Task goal. Copy every line below that has the word "label" in it.

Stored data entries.

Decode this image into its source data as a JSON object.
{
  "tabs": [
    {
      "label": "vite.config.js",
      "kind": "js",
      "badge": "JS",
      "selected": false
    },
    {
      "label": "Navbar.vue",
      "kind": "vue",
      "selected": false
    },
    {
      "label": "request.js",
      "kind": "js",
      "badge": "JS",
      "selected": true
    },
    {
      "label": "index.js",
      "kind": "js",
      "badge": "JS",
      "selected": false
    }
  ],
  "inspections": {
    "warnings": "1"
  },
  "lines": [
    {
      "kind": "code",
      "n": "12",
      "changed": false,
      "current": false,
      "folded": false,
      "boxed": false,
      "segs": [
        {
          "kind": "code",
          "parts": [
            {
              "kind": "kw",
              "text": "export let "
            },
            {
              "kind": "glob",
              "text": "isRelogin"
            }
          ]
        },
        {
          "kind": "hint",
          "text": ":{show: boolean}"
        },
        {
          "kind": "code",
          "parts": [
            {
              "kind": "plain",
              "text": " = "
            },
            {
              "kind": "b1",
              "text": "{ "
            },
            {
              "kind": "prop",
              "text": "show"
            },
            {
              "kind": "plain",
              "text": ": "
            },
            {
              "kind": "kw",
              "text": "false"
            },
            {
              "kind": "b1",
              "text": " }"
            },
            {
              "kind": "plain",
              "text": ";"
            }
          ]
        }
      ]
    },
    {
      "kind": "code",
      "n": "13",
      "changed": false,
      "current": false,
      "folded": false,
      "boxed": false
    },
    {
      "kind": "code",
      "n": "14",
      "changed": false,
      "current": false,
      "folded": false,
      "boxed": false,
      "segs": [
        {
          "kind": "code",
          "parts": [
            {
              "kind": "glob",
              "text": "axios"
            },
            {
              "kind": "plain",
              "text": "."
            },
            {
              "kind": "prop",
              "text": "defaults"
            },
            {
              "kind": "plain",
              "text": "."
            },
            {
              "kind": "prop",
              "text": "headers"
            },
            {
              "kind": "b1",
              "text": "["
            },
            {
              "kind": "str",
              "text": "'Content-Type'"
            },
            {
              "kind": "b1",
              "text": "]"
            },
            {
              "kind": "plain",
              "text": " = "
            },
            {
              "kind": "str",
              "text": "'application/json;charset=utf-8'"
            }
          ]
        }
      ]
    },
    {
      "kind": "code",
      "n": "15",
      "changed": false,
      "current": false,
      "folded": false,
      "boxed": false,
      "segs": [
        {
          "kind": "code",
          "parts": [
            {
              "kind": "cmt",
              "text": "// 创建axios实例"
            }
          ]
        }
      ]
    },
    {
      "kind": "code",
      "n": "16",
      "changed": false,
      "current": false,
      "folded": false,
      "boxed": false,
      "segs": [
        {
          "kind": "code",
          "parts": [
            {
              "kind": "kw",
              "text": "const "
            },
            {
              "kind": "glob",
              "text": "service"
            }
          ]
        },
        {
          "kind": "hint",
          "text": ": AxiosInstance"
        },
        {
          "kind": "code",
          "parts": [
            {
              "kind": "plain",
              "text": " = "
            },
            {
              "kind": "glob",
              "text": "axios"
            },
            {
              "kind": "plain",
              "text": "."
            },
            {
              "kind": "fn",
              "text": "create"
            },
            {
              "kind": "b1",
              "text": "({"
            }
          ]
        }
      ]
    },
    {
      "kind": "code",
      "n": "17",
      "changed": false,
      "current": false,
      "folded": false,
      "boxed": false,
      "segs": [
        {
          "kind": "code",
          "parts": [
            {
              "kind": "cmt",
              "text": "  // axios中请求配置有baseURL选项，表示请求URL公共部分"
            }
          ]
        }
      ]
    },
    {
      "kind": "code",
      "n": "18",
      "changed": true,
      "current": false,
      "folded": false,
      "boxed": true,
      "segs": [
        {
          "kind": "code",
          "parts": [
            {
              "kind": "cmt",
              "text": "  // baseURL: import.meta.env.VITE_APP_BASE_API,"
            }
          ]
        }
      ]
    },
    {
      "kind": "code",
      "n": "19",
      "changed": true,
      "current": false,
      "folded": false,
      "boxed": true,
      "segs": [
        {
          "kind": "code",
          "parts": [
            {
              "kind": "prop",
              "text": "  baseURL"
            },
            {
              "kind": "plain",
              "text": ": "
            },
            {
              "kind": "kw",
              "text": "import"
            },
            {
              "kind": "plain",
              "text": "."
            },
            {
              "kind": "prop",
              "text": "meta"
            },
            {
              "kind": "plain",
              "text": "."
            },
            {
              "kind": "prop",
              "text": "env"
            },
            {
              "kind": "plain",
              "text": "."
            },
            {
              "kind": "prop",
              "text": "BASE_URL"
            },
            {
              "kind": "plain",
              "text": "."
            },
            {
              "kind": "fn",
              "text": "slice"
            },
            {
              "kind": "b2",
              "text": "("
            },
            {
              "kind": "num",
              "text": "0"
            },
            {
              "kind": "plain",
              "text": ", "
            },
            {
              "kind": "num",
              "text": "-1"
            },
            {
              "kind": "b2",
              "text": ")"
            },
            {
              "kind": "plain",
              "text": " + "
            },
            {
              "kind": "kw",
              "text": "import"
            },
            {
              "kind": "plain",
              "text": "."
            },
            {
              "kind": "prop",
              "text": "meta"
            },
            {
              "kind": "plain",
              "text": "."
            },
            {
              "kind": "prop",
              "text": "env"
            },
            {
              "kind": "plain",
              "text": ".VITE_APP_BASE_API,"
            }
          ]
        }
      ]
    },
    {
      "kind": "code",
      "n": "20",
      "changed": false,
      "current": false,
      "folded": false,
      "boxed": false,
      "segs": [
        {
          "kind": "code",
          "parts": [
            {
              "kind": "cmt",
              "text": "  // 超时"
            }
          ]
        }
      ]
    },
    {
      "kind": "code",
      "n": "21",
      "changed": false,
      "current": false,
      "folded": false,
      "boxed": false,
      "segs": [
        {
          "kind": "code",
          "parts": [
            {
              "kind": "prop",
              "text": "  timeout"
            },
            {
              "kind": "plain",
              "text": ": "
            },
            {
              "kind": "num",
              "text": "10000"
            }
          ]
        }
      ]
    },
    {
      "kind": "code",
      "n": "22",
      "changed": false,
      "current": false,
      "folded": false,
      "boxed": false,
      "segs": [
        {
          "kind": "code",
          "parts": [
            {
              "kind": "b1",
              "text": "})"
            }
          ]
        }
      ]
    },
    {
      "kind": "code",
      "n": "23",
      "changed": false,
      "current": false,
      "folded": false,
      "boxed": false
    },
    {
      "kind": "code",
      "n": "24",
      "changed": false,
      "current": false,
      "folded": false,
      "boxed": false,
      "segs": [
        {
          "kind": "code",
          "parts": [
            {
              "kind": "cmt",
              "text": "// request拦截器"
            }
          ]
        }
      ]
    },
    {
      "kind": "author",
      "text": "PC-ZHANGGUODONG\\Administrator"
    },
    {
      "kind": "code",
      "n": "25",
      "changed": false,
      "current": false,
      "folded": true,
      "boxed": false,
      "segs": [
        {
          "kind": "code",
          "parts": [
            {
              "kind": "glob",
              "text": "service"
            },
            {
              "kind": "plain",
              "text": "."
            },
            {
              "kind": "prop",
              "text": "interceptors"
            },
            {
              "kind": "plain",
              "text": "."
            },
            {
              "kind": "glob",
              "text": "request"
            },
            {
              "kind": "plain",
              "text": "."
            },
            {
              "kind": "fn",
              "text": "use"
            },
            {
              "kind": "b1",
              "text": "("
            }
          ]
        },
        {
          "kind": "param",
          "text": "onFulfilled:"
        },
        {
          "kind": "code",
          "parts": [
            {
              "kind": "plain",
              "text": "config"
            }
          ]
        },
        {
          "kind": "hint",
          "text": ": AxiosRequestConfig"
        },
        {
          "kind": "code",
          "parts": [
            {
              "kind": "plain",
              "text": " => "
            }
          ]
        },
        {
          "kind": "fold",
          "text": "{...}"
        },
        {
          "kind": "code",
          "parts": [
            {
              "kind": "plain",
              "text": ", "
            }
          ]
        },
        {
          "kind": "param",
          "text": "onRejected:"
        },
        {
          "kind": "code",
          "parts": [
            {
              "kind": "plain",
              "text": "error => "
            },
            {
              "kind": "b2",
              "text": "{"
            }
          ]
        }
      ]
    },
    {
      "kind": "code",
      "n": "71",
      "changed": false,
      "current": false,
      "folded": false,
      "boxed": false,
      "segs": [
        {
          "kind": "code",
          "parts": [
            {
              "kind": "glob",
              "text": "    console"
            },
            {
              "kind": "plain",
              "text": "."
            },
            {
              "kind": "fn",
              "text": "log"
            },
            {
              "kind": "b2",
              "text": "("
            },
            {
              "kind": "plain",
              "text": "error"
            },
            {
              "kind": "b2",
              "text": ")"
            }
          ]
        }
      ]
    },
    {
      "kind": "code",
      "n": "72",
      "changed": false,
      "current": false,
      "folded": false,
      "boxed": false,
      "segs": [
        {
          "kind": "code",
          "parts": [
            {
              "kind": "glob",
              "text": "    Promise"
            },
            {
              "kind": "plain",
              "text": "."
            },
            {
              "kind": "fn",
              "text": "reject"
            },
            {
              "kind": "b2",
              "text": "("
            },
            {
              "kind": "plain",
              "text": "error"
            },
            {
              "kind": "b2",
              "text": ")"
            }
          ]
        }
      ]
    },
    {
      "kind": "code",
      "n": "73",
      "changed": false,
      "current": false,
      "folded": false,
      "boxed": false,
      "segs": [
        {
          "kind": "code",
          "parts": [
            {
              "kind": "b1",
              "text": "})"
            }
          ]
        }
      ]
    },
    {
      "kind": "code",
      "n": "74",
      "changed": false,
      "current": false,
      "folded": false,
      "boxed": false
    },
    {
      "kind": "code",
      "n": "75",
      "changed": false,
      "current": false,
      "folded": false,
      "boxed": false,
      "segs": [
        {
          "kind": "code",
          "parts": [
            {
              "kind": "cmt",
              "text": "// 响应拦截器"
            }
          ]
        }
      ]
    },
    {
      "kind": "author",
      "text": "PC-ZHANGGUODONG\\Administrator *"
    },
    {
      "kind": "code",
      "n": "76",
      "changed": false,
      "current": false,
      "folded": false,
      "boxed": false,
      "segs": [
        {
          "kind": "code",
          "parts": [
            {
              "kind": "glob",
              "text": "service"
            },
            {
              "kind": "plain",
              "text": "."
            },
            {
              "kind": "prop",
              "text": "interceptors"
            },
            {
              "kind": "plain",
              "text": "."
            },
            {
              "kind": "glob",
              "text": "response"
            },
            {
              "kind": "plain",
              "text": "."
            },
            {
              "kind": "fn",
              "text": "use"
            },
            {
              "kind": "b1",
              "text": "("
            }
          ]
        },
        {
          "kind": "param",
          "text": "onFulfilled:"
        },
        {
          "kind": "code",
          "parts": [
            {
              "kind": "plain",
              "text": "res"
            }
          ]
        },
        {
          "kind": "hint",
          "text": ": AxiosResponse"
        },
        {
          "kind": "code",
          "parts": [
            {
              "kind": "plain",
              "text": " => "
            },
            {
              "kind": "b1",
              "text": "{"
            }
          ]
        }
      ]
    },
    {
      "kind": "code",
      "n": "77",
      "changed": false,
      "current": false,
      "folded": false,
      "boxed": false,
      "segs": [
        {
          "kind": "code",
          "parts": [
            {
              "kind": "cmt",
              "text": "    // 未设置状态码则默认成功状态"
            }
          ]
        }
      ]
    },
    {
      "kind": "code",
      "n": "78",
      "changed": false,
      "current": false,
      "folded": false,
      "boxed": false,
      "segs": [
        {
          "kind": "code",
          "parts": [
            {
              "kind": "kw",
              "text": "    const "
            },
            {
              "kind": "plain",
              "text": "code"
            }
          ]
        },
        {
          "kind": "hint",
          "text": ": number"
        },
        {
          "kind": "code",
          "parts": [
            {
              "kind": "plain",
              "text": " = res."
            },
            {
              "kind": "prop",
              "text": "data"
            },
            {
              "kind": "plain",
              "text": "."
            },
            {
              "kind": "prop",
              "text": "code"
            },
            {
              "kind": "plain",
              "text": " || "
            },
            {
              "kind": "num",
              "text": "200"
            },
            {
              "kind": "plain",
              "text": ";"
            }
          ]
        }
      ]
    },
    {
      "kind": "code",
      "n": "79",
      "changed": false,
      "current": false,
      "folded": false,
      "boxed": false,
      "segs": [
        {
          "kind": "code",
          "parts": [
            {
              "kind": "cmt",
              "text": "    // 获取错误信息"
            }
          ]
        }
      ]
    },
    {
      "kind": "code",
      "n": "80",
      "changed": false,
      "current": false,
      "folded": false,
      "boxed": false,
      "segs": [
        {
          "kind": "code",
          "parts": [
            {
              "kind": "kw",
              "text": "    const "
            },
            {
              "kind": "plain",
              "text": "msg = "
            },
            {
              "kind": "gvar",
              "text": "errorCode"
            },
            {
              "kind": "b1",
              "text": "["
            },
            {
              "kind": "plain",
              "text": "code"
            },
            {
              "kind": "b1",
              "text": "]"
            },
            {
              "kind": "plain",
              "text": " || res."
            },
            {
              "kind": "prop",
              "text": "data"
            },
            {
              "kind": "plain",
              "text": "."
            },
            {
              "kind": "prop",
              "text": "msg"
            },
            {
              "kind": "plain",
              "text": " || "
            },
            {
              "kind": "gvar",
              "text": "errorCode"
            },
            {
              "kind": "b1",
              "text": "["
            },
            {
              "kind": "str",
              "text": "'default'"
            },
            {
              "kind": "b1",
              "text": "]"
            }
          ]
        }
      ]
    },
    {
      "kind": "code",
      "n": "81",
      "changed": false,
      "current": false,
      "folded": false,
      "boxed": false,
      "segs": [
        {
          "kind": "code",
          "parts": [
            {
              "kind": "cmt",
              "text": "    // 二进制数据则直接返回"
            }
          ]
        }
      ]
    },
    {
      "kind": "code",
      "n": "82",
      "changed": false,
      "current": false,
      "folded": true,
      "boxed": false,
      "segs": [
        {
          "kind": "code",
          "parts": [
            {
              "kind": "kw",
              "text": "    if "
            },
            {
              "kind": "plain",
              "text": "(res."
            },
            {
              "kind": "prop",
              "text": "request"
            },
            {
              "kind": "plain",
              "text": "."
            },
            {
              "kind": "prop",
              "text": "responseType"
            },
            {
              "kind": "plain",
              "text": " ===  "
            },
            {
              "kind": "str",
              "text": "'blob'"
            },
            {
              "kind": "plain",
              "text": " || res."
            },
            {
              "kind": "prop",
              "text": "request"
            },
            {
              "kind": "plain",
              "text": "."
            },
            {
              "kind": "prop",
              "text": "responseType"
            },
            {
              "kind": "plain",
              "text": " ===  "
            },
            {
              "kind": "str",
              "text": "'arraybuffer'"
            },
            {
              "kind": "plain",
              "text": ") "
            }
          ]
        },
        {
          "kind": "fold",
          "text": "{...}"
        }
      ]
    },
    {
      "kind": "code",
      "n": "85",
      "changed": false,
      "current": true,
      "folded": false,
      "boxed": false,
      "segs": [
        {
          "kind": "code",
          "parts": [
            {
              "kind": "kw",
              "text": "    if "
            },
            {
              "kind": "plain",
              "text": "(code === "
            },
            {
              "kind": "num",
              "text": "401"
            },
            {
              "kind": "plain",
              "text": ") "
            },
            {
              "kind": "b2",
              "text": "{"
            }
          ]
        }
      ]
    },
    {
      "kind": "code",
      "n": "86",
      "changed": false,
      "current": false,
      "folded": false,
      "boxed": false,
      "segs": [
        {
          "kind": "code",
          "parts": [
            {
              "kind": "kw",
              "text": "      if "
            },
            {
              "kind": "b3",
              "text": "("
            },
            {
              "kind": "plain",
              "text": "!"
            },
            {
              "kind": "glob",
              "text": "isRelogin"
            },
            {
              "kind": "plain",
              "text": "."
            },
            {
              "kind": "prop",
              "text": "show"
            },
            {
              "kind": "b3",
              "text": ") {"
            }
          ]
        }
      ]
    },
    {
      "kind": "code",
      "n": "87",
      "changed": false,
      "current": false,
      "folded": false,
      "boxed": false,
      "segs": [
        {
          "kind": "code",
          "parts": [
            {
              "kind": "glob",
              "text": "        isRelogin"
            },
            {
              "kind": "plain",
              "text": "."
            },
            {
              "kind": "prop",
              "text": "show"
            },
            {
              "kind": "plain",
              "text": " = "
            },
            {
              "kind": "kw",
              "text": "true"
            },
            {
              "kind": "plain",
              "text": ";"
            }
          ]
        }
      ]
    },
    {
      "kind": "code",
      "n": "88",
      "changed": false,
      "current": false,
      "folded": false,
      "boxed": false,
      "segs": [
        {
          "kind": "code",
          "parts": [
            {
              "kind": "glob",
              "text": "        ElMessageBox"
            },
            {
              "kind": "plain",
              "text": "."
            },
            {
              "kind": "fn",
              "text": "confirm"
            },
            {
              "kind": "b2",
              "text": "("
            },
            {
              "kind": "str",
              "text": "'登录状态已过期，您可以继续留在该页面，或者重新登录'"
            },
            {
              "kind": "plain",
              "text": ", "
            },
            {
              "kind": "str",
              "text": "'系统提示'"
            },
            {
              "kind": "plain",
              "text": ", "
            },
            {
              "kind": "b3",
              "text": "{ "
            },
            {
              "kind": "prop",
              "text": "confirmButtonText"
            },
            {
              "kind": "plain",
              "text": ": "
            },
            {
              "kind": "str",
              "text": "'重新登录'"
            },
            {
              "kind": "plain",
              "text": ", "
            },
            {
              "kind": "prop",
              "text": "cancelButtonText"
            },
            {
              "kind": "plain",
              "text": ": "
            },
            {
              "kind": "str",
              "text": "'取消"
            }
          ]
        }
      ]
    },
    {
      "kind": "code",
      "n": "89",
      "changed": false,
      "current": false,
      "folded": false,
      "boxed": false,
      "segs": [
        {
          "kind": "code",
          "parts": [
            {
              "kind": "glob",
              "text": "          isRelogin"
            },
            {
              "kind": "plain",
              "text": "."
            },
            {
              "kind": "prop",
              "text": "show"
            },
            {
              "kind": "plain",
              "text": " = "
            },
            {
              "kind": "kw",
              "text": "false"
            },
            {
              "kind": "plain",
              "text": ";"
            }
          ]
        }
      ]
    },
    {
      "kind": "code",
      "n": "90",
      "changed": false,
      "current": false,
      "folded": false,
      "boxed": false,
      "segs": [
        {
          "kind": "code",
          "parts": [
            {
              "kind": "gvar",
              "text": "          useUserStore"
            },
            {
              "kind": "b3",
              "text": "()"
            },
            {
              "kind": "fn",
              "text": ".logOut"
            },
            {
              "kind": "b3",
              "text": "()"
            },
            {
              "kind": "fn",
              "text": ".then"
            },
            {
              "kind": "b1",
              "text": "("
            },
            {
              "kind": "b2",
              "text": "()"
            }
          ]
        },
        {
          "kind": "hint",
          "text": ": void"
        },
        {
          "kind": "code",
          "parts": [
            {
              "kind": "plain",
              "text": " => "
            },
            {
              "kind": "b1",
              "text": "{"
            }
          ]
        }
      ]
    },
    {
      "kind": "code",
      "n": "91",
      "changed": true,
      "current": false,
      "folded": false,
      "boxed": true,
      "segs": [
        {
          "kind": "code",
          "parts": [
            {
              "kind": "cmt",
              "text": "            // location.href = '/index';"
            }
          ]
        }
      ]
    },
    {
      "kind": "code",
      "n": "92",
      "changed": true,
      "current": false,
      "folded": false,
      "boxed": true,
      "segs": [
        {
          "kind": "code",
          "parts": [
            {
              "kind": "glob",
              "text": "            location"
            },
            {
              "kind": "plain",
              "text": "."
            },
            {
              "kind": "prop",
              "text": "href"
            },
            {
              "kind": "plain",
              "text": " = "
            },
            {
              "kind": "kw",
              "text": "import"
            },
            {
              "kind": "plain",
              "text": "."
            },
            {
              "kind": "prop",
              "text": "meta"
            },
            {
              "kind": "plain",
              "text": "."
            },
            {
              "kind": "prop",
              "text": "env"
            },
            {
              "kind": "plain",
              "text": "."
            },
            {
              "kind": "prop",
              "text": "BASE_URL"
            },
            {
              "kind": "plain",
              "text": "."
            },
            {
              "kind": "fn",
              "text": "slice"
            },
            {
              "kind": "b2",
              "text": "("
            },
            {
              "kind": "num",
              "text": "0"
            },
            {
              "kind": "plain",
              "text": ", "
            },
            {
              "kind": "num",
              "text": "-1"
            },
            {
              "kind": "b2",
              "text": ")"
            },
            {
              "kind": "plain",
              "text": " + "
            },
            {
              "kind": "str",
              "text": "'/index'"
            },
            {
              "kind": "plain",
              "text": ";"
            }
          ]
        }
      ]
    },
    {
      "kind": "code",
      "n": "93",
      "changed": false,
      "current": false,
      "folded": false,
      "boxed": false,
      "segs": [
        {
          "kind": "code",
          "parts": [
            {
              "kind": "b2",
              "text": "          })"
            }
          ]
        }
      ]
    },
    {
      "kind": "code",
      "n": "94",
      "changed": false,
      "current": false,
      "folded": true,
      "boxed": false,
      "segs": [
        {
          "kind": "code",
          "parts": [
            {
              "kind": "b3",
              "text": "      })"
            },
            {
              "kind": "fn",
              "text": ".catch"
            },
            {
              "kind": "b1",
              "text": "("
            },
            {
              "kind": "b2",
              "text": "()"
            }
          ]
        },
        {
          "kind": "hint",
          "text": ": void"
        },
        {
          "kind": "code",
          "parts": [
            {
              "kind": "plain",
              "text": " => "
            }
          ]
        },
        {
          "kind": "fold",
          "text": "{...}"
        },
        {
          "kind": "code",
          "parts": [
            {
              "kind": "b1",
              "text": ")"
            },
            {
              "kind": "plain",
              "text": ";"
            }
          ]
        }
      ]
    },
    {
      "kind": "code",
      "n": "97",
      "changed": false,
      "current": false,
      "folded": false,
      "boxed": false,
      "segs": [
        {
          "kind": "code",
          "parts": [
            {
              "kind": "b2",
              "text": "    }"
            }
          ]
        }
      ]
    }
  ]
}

Answer below.
      "label": "vite.config.js",
      "label": "Navbar.vue",
      "label": "request.js",
      "label": "index.js",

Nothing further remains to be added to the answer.